Even for those incapable of counting the twists in a triple-twisting double back or distinguishing an Amanar vault from a Cheng, Simone Biles’s triumphant 2019 world championships was a moment. In total, Biles won five gold medals out of the six medal events in Stuttgart, clinching the team competition and all around finals, before dominating the vault, beam and floor event finals. She is now the most decorated gymnast of all time at world championships with 25 medals across five competitions.
One of the greatest difficulties of watching a niche, complex sport such as gymnastics is deciphering the difference between two routines that are usually separated in the scoring by only tenths. But Biles flew higher than the rest of the field, with tighter form and bigger skills. She is so much better than every other gymnast in the world that she makes the sport easy to watch.
However, Biles’s victory carries greater significance than medals. Three years ago, she departed the Olympic games in Rio with four gold medals and a bronze. She had been the best gymnast in the world for four straight years in a sport that is normally too difficult and unpredictable for sustained dominance. As she inched closer to the Olympics, the hype surrounding her became impossible to escape.
When her Olympic prospects were discussed, the question wasn’t whether she would win but whether it was possible for her to fail badly enough to lose. The pressure could have easily suffocated her. After she won her third straight all-around gold at the 2015 worlds, Biles spoke about her achievement as if she had lost ownership of it to the hype: “I was just glad that it was finally over and everybody got their three-peat. Everyone could finally put that out in the paper,” she told Buzzfeed.
Throughout the first years of Biles’s career, the Olympics were always the ultimate goal. Biles and her then coach, Aimee Boorman, countered the risks of failure in Rio by promoting consistency throughout the Games. She was already miles ahead of the other competitors, so instead they focused only on choosing routines that were “easy” for her and were replicable on any given day, regardless of how much pressure she was under. They still happened to be more complex than those of any other gymnast in history.
Since returning to the sport in 2018 after a post-Olympics sabbatical, Biles has hired new coaches – Laurent and Cecile Landi – and the 2019 worlds were a reflection of their new philosophy. In lieu of any competitive rivals, they decided that the healthiest way to keep her motivated after achieving her dreams was to remove those constraints and to test her own strength, seeing how far she can push the sport in the process.

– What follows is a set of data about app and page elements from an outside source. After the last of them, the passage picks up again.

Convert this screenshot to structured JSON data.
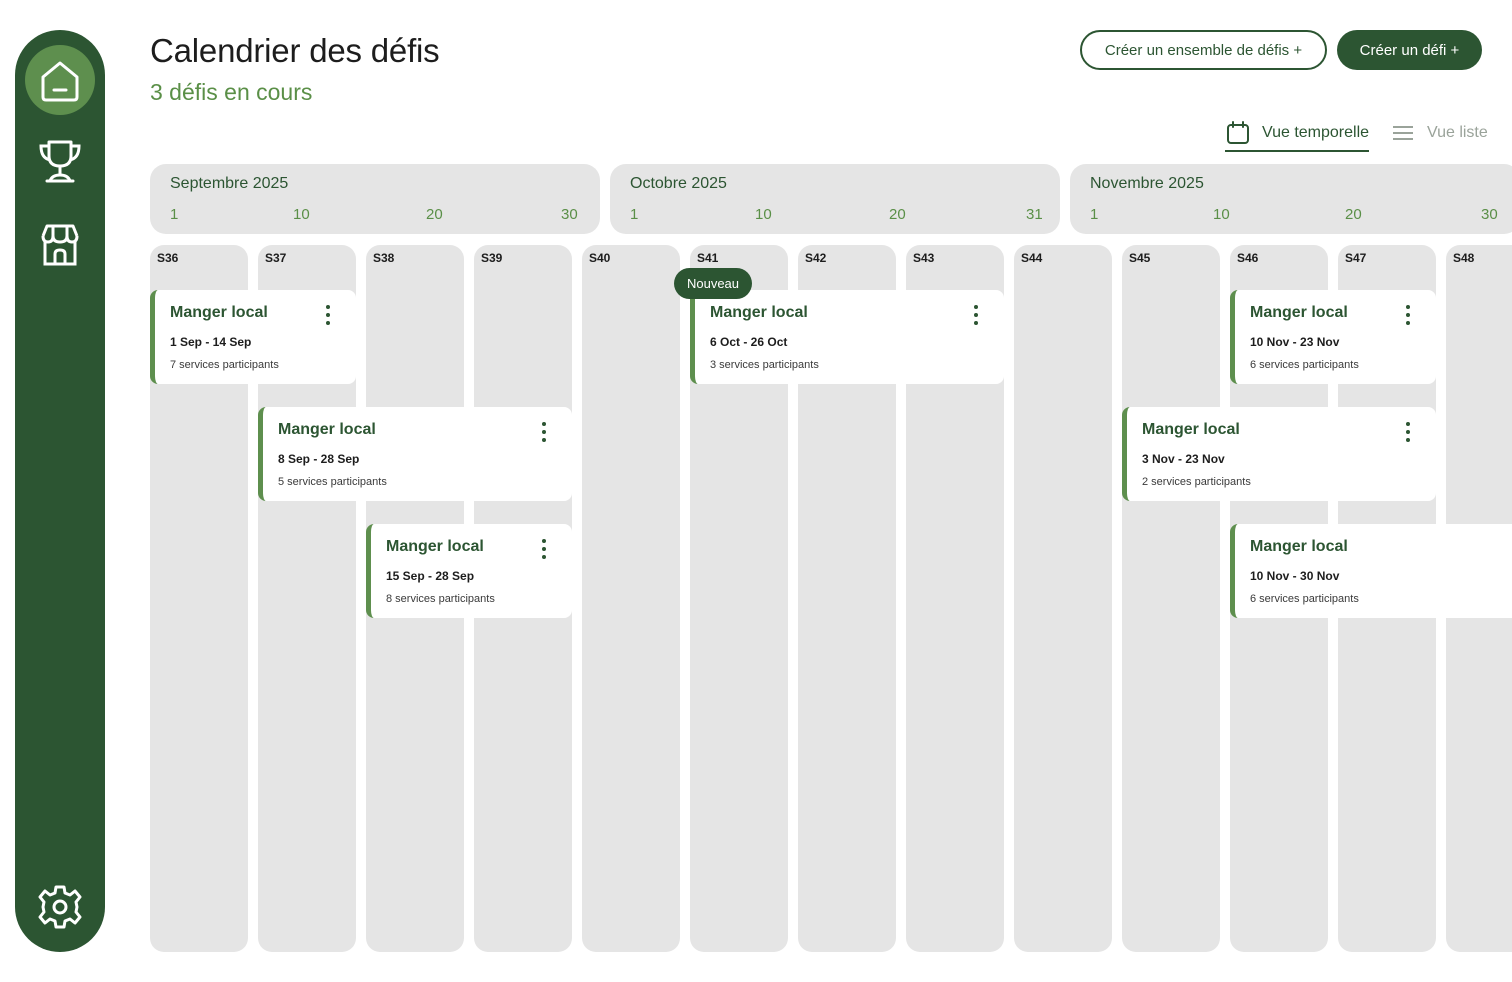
{
  "header": {
    "title": "Calendrier des défis",
    "subtitle": "3 défis en cours"
  },
  "actions": {
    "create_set": "Créer un ensemble de défis +",
    "create_challenge": "Créer un défi +"
  },
  "views": {
    "timeline": "Vue temporelle",
    "list": "Vue liste",
    "active": "timeline"
  },
  "sidebar": {
    "items": [
      {
        "icon": "home-icon",
        "active": true
      },
      {
        "icon": "trophy-icon",
        "active": false
      },
      {
        "icon": "store-icon",
        "active": false
      }
    ],
    "footer_icon": "gear-icon"
  },
  "months": [
    {
      "label": "Septembre 2025",
      "ticks": [
        "1",
        "10",
        "20",
        "30"
      ]
    },
    {
      "label": "Octobre 2025",
      "ticks": [
        "1",
        "10",
        "20",
        "31"
      ]
    },
    {
      "label": "Novembre 2025",
      "ticks": [
        "1",
        "10",
        "20",
        "30"
      ]
    }
  ],
  "weeks": [
    "S36",
    "S37",
    "S38",
    "S39",
    "S40",
    "S41",
    "S42",
    "S43",
    "S44",
    "S45",
    "S46",
    "S47",
    "S48"
  ],
  "badge": "Nouveau",
  "challenges": [
    {
      "title": "Manger local",
      "dates": "1 Sep - 14 Sep",
      "services": "7 services participants"
    },
    {
      "title": "Manger local",
      "dates": "8 Sep - 28 Sep",
      "services": "5 services participants"
    },
    {
      "title": "Manger local",
      "dates": "15 Sep - 28 Sep",
      "services": "8 services participants"
    },
    {
      "title": "Manger local",
      "dates": "6 Oct - 26 Oct",
      "services": "3 services participants"
    },
    {
      "title": "Manger local",
      "dates": "10 Nov - 23 Nov",
      "services": "6 services participants"
    },
    {
      "title": "Manger local",
      "dates": "3 Nov - 23 Nov",
      "services": "2 services participants"
    },
    {
      "title": "Manger local",
      "dates": "10 Nov - 30 Nov",
      "services": "6 services participants"
    }
  ],
  "colors": {
    "primary": "#2c5532",
    "accent": "#5e8f4e",
    "column_bg": "#e5e5e5"
  }
}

Throughout the summer, footage of Biles was disseminated to all corners of the internet simply due to the sheer audacity of the skills she was attempting. She became the first woman in history to land a triple-double (triple-twisting double somersault) in the floor exercise and the first person to compete a double-double dismount on beam – two skills that gymnastics fans had dreamed of seeing but never imagined would come to fruition.
Many gymnasts can throw huge skills with their legs flailing and form deteriorating, but what sets Biles apart is that her technique makes even the most difficult skills look so tidy and easy. The few times Biles has stepped out of bounds on her triple-double, it has been because she overpowered the skill. It’s difficult to know if she has even reached her limit yet.
By landing both skills on her feet in Stuttgart, they became her own. She now has four elements named after her in the gymnastics code of points. Each time she nailed them throughout the week, her smile was as wide as the five times she stood on the podium with a gold medal around her neck. She says that she took more joy from gaining ownership of those elements than winning her medals. It makes sense. She has already won more than she could have ever imagined, but now her name is indelibly written into the rules of gymnastics four times. Now her legacy is complete.
No occupation in sport is as ephemeral as a female gymnast’s career. Most peak in the middle of their teenage years before puberty gradually complicates their battle with gravity. It is tough for gymnastics to build a worldwide following when it changes hands so frequently and the public cannot build a relationship with its top athletes.
Perhaps the greatest reflection of Biles’s talent is that she has been able to bypass those limitations to enjoy a healthy, fulfilling career and her success has allowed her to build the following she deserves. When her videos flit across social networks, gaining hundreds of thousands of likes, it is because of the excellence of her ability rather than the number of Swarovski crystals on her leotard.
Biles has developed as a gymnast with each year and at 22 is better than she has ever been. Away from the gym, she has grown from a wide-eyed teenager into a grown woman who is outspoken and bold. It is not normal for gymnastics to be part of any general sporting conversation in a non-Olympic year, but Biles’s enduring greatness has made it essential.